Every entry has to be output exactly, with none skipped.

*** Data for review ***

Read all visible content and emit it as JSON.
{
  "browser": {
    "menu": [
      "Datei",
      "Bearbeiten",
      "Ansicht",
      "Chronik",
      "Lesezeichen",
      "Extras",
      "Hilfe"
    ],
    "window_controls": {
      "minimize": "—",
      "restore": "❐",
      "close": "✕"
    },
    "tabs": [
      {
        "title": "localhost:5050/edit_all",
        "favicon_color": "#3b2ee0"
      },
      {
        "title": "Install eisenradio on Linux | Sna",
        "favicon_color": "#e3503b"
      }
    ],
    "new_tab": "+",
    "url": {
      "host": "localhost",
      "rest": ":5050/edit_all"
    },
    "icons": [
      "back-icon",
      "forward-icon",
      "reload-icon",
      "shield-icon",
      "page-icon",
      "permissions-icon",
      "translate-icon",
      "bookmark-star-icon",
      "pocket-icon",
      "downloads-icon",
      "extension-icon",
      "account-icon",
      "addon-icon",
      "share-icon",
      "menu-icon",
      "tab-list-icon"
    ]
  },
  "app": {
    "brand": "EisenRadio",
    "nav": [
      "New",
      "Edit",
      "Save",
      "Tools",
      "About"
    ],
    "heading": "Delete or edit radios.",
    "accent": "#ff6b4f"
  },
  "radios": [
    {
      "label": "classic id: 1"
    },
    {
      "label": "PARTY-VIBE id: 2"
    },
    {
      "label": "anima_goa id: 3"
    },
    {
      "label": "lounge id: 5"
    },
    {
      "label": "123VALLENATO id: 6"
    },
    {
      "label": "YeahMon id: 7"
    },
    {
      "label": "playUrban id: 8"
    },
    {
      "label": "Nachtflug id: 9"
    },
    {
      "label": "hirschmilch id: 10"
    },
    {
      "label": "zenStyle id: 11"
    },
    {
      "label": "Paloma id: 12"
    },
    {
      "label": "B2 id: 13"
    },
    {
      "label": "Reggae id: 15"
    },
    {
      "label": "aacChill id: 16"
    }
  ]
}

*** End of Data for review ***

**Written answer:**
Read all visible content and emit it as JSON.
{
  "browser": {
    "menu": [
      "Datei",
      "Bearbeiten",
      "Ansicht",
      "Chronik",
      "Lesezeichen",
      "Extras",
      "Hilfe"
    ],
    "window_controls": {
      "minimize": "—",
      "restore": "❐",
      "close": "✕"
    },
    "tabs": [
      {
        "title": "localhost:5050/edit_all",
        "favicon_color": "#3b2ee0"
      },
      {
        "title": "Install eisenradio on Linux | Sna",
        "favicon_color": "#e3503b"
      }
    ],
    "new_tab": "+",
    "url": {
      "host": "localhost",
      "rest": ":5050/edit_all"
    },
    "icons": [
      "back-icon",
      "forward-icon",
      "reload-icon",
      "shield-icon",
      "page-icon",
      "permissions-icon",
      "translate-icon",
      "bookmark-star-icon",
      "pocket-icon",
      "downloads-icon",
      "extension-icon",
      "account-icon",
      "addon-icon",
      "share-icon",
      "menu-icon",
      "tab-list-icon"
    ]
  },
  "app": {
    "brand": "EisenRadio",
    "nav": [
      "New",
      "Edit",
      "Save",
      "Tools",
      "About"
    ],
    "heading": "Delete or edit radios.",
    "accent": "#ff6b4f"
  },
  "radios": [
    {
      "label": "classic id: 1"
    },
    {
      "label": "PARTY-VIBE id: 2"
    },
    {
      "label": "anima_goa id: 3"
    },
    {
      "label": "lounge id: 5"
    },
    {
      "label": "123VALLENATO id: 6"
    },
    {
      "label": "YeahMon id: 7"
    },
    {
      "label": "playUrban id: 8"
    },
    {
      "label": "Nachtflug id: 9"
    },
    {
      "label": "hirschmilch id: 10"
    },
    {
      "label": "zenStyle id: 11"
    },
    {
      "label": "Paloma id: 12"
    },
    {
      "label": "B2 id: 13"
    },
    {
      "label": "Reggae id: 15"
    },
    {
      "label": "aacChill id: 16"
    }
  ]
}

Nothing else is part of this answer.